“We are facing dangerous consequences as a result of accumulation [of irresponsible activities] from the past and that we have to go ahead with these reforms,” Iraq’s Minister of Finance, Ali Allawi, told a press conference.

Mr Allawi didn’t go into the details of the plan, but described it as a “road map for the reforms for the coming three to five years.”

The three-year plan addresses the economic and fiscal crisis mainly through cutting public spending, stopping waste, fighting corruption and moving away from oil revenues, according to an executive summary seen by The National.

It targets the productive and service sectors of the government to improve poor public services and debilitated infrastructure, says the summary. For the private sector, it calls for loans and facilitation for procedures in order to create jobs.

The plan will be sent to the parliament for final endorsement.

The Iraqi government and international organisations have warned that the country is on the brink of catastrophe and that it is heading towards uncertainty without meaningful economic reforms.

Explainer: One year since Iraq protests, what has changed?

Explainer: One year since Iraq protests, what has changed?

The main challenge the Iraqi economy faces is that it relies almost completely on the sale of oil to fill state coffers - oil revenues currently provide nearly 95 per cent of state spending. Plummeting oil prices on the international market have left the government struggling to pay salaries to its bloated public sector and forcing it to stop projects.

Widespread corruption and mismanagement since the 2003 US-led invasion that toppled Saddam Hussein has also drained government resources.
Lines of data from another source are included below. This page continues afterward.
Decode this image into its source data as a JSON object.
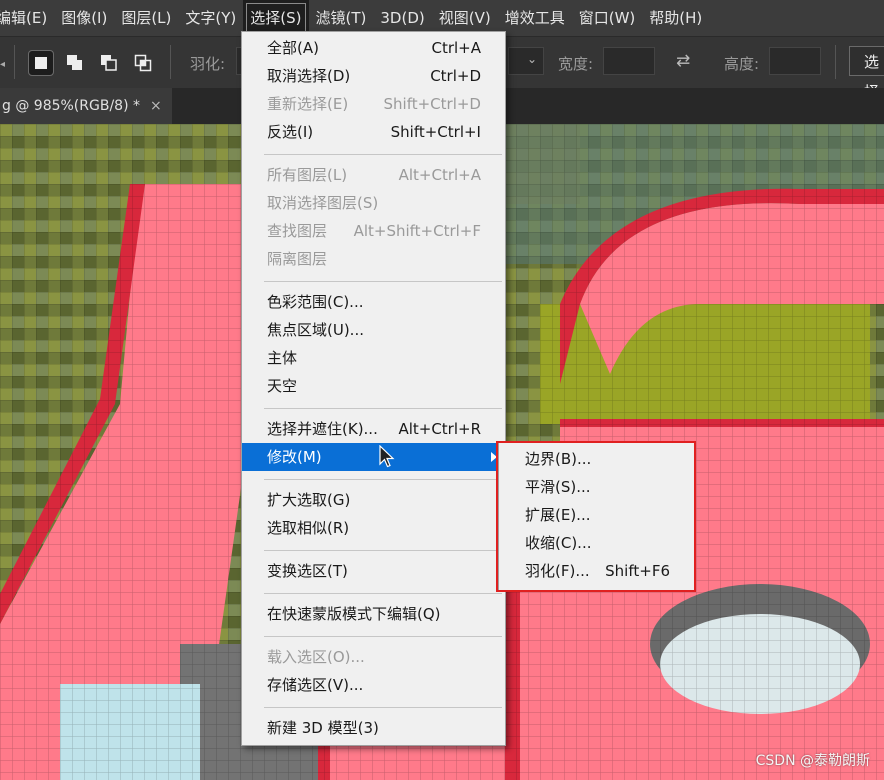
{
  "menubar": {
    "items": [
      {
        "label": "编辑(E)"
      },
      {
        "label": "图像(I)"
      },
      {
        "label": "图层(L)"
      },
      {
        "label": "文字(Y)"
      },
      {
        "label": "选择(S)"
      },
      {
        "label": "滤镜(T)"
      },
      {
        "label": "3D(D)"
      },
      {
        "label": "视图(V)"
      },
      {
        "label": "增效工具"
      },
      {
        "label": "窗口(W)"
      },
      {
        "label": "帮助(H)"
      }
    ]
  },
  "options_bar": {
    "feather_label": "羽化:",
    "width_label": "宽度:",
    "height_label": "高度:",
    "select_button": "选择"
  },
  "document_tab": {
    "title": "g @ 985%(RGB/8) *",
    "close": "×"
  },
  "select_menu": {
    "items": [
      {
        "label": "全部(A)",
        "shortcut": "Ctrl+A"
      },
      {
        "label": "取消选择(D)",
        "shortcut": "Ctrl+D"
      },
      {
        "label": "重新选择(E)",
        "shortcut": "Shift+Ctrl+D"
      },
      {
        "label": "反选(I)",
        "shortcut": "Shift+Ctrl+I"
      },
      {
        "label": "所有图层(L)",
        "shortcut": "Alt+Ctrl+A"
      },
      {
        "label": "取消选择图层(S)",
        "shortcut": ""
      },
      {
        "label": "查找图层",
        "shortcut": "Alt+Shift+Ctrl+F"
      },
      {
        "label": "隔离图层",
        "shortcut": ""
      },
      {
        "label": "色彩范围(C)...",
        "shortcut": ""
      },
      {
        "label": "焦点区域(U)...",
        "shortcut": ""
      },
      {
        "label": "主体",
        "shortcut": ""
      },
      {
        "label": "天空",
        "shortcut": ""
      },
      {
        "label": "选择并遮住(K)...",
        "shortcut": "Alt+Ctrl+R"
      },
      {
        "label": "修改(M)",
        "shortcut": ""
      },
      {
        "label": "扩大选取(G)",
        "shortcut": ""
      },
      {
        "label": "选取相似(R)",
        "shortcut": ""
      },
      {
        "label": "变换选区(T)",
        "shortcut": ""
      },
      {
        "label": "在快速蒙版模式下编辑(Q)",
        "shortcut": ""
      },
      {
        "label": "载入选区(O)...",
        "shortcut": ""
      },
      {
        "label": "存储选区(V)...",
        "shortcut": ""
      },
      {
        "label": "新建 3D 模型(3)",
        "shortcut": ""
      }
    ]
  },
  "modify_submenu": {
    "items": [
      {
        "label": "边界(B)...",
        "shortcut": ""
      },
      {
        "label": "平滑(S)...",
        "shortcut": ""
      },
      {
        "label": "扩展(E)...",
        "shortcut": ""
      },
      {
        "label": "收缩(C)...",
        "shortcut": ""
      },
      {
        "label": "羽化(F)...",
        "shortcut": "Shift+F6"
      }
    ]
  },
  "watermark": "CSDN @泰勒朗斯",
  "colors": {
    "menu_highlight": "#0a6fd6",
    "annotation_red": "#e02020",
    "pink": "#ff7a8a"
  }
}
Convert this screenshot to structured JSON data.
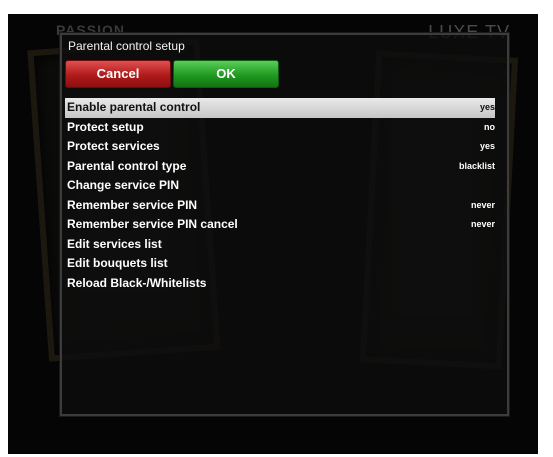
{
  "channel": {
    "left_logo": "PASSION",
    "right_logo": "LUXE TV"
  },
  "dialog": {
    "title": "Parental control setup",
    "buttons": {
      "cancel": "Cancel",
      "ok": "OK"
    },
    "items": [
      {
        "label": "Enable parental control",
        "value": "yes"
      },
      {
        "label": "Protect setup",
        "value": "no"
      },
      {
        "label": "Protect services",
        "value": "yes"
      },
      {
        "label": "Parental control type",
        "value": "blacklist"
      },
      {
        "label": "Change service PIN",
        "value": ""
      },
      {
        "label": "Remember service PIN",
        "value": "never"
      },
      {
        "label": "Remember service PIN cancel",
        "value": "never"
      },
      {
        "label": "Edit services list",
        "value": ""
      },
      {
        "label": "Edit bouquets list",
        "value": ""
      },
      {
        "label": "Reload Black-/Whitelists",
        "value": ""
      }
    ],
    "selected_index": 0
  },
  "colors": {
    "cancel_button": "#b01a1a",
    "ok_button": "#1f9a1f",
    "selection": "#d8d8d8"
  }
}
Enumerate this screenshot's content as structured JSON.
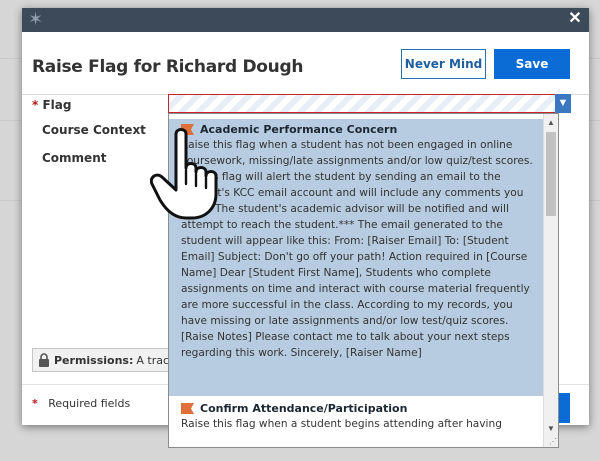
{
  "modal": {
    "title": "Raise Flag for Richard Dough",
    "never_mind_label": "Never Mind",
    "save_label": "Save"
  },
  "form": {
    "flag_label": "Flag",
    "course_context_label": "Course Context",
    "comment_label": "Comment",
    "required_marker": "*",
    "permissions_label": "Permissions:",
    "permissions_text": "A tracki",
    "required_note": "Required fields"
  },
  "dropdown": {
    "options": [
      {
        "title": "Academic Performance Concern",
        "description": "Raise this flag when a student has not been engaged in online coursework, missing/late assignments and/or low quiz/test scores. ***This flag will alert the student by sending an email to the student's KCC email account and will include any comments you enter. The student's academic advisor will be notified and will attempt to reach the student.*** The email generated to the student will appear like this: From: [Raiser Email] To: [Student Email] Subject: Don't go off your path! Action required in [Course Name] Dear [Student First Name], Students who complete assignments on time and interact with course material frequently are more successful in the class. According to my records, you have missing or late assignments and/or low test/quiz scores. [Raise Notes] Please contact me to talk about your next steps regarding this work. Sincerely, [Raiser Name]"
      },
      {
        "title": "Confirm Attendance/Participation",
        "description": "Raise this flag when a student begins attending after having"
      }
    ]
  },
  "colors": {
    "topbar": "#3d4a5a",
    "save_button": "#0b6cd6",
    "selected_option": "#b7cce0",
    "flag_icon": "#e0703a",
    "required_star": "#b3161b"
  },
  "icons": {
    "close": "close-icon",
    "logo": "star-logo-icon",
    "flag": "flag-icon",
    "lock": "lock-icon",
    "chevron": "chevron-down-icon",
    "cursor": "hand-pointer-icon"
  }
}
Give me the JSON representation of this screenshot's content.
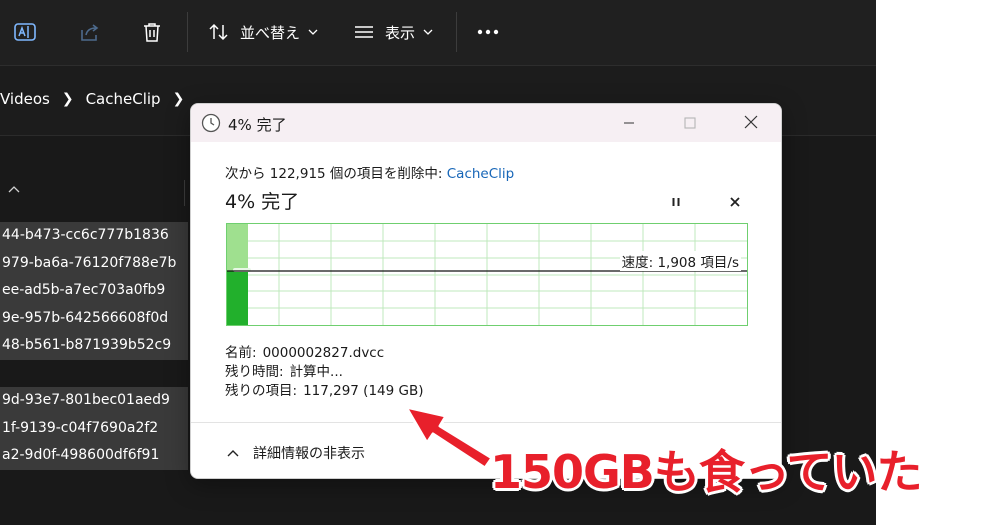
{
  "toolbar": {
    "sort_label": "並べ替え",
    "view_label": "表示"
  },
  "breadcrumb": {
    "items": [
      "Videos",
      "CacheClip"
    ]
  },
  "file_rows": [
    "44-b473-cc6c777b1836",
    "979-ba6a-76120f788e7b",
    "ee-ad5b-a7ec703a0fb9",
    "9e-957b-642566608f0d",
    "48-b561-b871939b52c9",
    "",
    "9d-93e7-801bec01aed9",
    "1f-9139-c04f7690a2f2",
    "a2-9d0f-498600df6f91"
  ],
  "dialog": {
    "title": "4% 完了",
    "summary_prefix": "次から 122,915 個の項目を削除中: ",
    "summary_dest": "CacheClip",
    "percent_label": "4% 完了",
    "progress_percent": 4,
    "speed_label": "速度: 1,908 項目/s",
    "details": {
      "name_key": "名前:",
      "name_value": "0000002827.dvcc",
      "time_key": "残り時間:",
      "time_value": "計算中...",
      "items_key": "残りの項目:",
      "items_value": "117,297 (149 GB)"
    },
    "toggle_label": "詳細情報の非表示"
  },
  "annotation": {
    "text": "150GBも食っていた",
    "color": "#e8202b"
  },
  "colors": {
    "explorer_bg": "#191919",
    "graph_fill": "#22b02c",
    "graph_fill_light": "#9fe08f",
    "link": "#1766b8"
  }
}
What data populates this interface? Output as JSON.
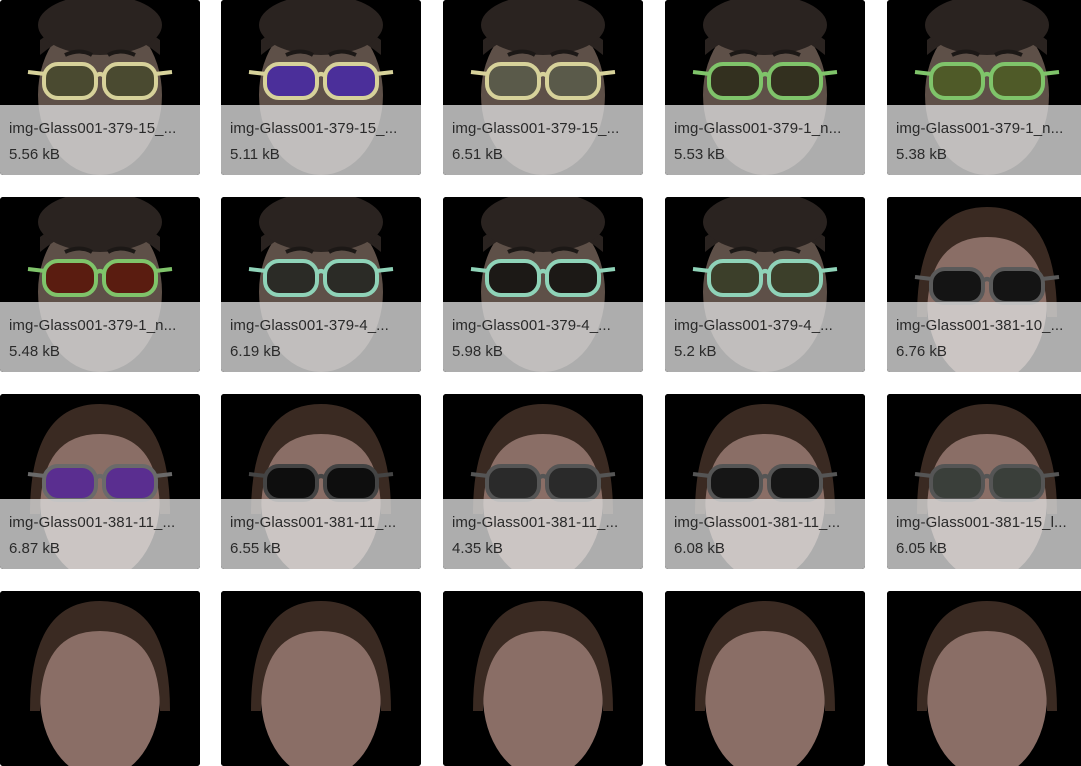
{
  "gallery": {
    "items": [
      {
        "name": "img-Glass001-379-15_...",
        "size": "5.56 kB",
        "subject": "man",
        "frame_color": "#d7d29a",
        "lens_color": "#4a4a30"
      },
      {
        "name": "img-Glass001-379-15_...",
        "size": "5.11 kB",
        "subject": "man",
        "frame_color": "#d7d29a",
        "lens_color": "#4b2f9a"
      },
      {
        "name": "img-Glass001-379-15_...",
        "size": "6.51 kB",
        "subject": "man",
        "frame_color": "#d7d29a",
        "lens_color": "#5a5a4a"
      },
      {
        "name": "img-Glass001-379-1_n...",
        "size": "5.53 kB",
        "subject": "man",
        "frame_color": "#7fc46a",
        "lens_color": "#33301f"
      },
      {
        "name": "img-Glass001-379-1_n...",
        "size": "5.38 kB",
        "subject": "man",
        "frame_color": "#7fc46a",
        "lens_color": "#4f5a28"
      },
      {
        "name": "img-Glass001-379-1_n...",
        "size": "5.48 kB",
        "subject": "man",
        "frame_color": "#7fc46a",
        "lens_color": "#5a1c10"
      },
      {
        "name": "img-Glass001-379-4_...",
        "size": "6.19 kB",
        "subject": "man",
        "frame_color": "#8fd3b8",
        "lens_color": "#2b2b26"
      },
      {
        "name": "img-Glass001-379-4_...",
        "size": "5.98 kB",
        "subject": "man",
        "frame_color": "#8fd3b8",
        "lens_color": "#1c1916"
      },
      {
        "name": "img-Glass001-379-4_...",
        "size": "5.2 kB",
        "subject": "man",
        "frame_color": "#8fd3b8",
        "lens_color": "#3c3f2a"
      },
      {
        "name": "img-Glass001-381-10_...",
        "size": "6.76 kB",
        "subject": "woman",
        "frame_color": "#5a5a5a",
        "lens_color": "#141414"
      },
      {
        "name": "img-Glass001-381-11_...",
        "size": "6.87 kB",
        "subject": "woman",
        "frame_color": "#6a6a6a",
        "lens_color": "#5a2e90"
      },
      {
        "name": "img-Glass001-381-11_...",
        "size": "6.55 kB",
        "subject": "woman",
        "frame_color": "#444444",
        "lens_color": "#0e0e0e"
      },
      {
        "name": "img-Glass001-381-11_...",
        "size": "4.35 kB",
        "subject": "woman",
        "frame_color": "#555555",
        "lens_color": "#2a2a2a"
      },
      {
        "name": "img-Glass001-381-11_...",
        "size": "6.08 kB",
        "subject": "woman",
        "frame_color": "#555555",
        "lens_color": "#161616"
      },
      {
        "name": "img-Glass001-381-15_l...",
        "size": "6.05 kB",
        "subject": "woman",
        "frame_color": "#555555",
        "lens_color": "#3a3f3a"
      },
      {
        "subject": "woman"
      },
      {
        "subject": "woman"
      },
      {
        "subject": "woman"
      },
      {
        "subject": "woman"
      },
      {
        "subject": "woman"
      }
    ]
  }
}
Iraq was ranked 162 of the 180 most corrupt countries by Transparency International in 2019.

Tired of corruption and lack of opportunities, young Iraqis took to the streets in October 2019 in a protest which has lasted a year, calling for change.

The outbreak of the Covid-19 pandemic has worsened the situation as the government diverted much of its resources to contain the disease.

The finance minister has touted his plan as a “vision to tackle all the problems in the structure of the Iraqi economy.”

“The problem in Iraq is we have a disfigured economy from all aspects…amidst a worrying international situation and that we can’t continue like that,” Mr Allawi told a local TV Channel early this week.

Realising that his plan could spark public backlash, Mr Allawi warned Iraqis that without reforms “the situation will worsen not only for themselves, but for their sons and grandsons.”

Some of the proposed reforms can be achieved within months, while others need a year or two, he said. He added that the plan will help prepare the country for the post-oil age.

In a fresh study on Iraq issued early this month, the World Bank warned that the country’s economy is set to shrink by 9.7 per cent this year, its worst performance since 2003.

"Iraq is on the brink of catastrophe," the Washington-based lender warned in its study, Breaking Out of Fragility.

It says the country is “caught in a fragility trap” as it faces increasing political instability and fragmentation, geopolitical risks, growing social unrest, and a deepening divide between the state and its citizens.

Dropped oil prices, coronavirus pandemic and existing fragilities “could lead to economic meltdown and a new cycle of violence and conflict – or they could provide an opportunity to fundamentally realign the government’s priorities, advance much-needed reforms and tackle the deep structural issues that hold back progress."

To address the fiscal deficit, Iraqi government paid salaries and other commitments through borrowing from local and international lenders.

In June, the parliament endorsed a law to allow the government to borrow $5 billion from international lenders and 15 trillion Iraqi Dinar (about $12.7 billion) from local banks.

By September, it ran out of money and asked the parliament to endorse another borrowing law to secure resources for the rest of the year, Mr Allawi said.

Based on the Iraqi Oil Ministry estimation, oil revenues for the rest of the year will not exceed 15 trillion Iraqi Dinar (about $12.7 billion), below the nearly 58 trillion Iraqi Dinar (about $49 billion) needed for paying salaries and other commitments, he said.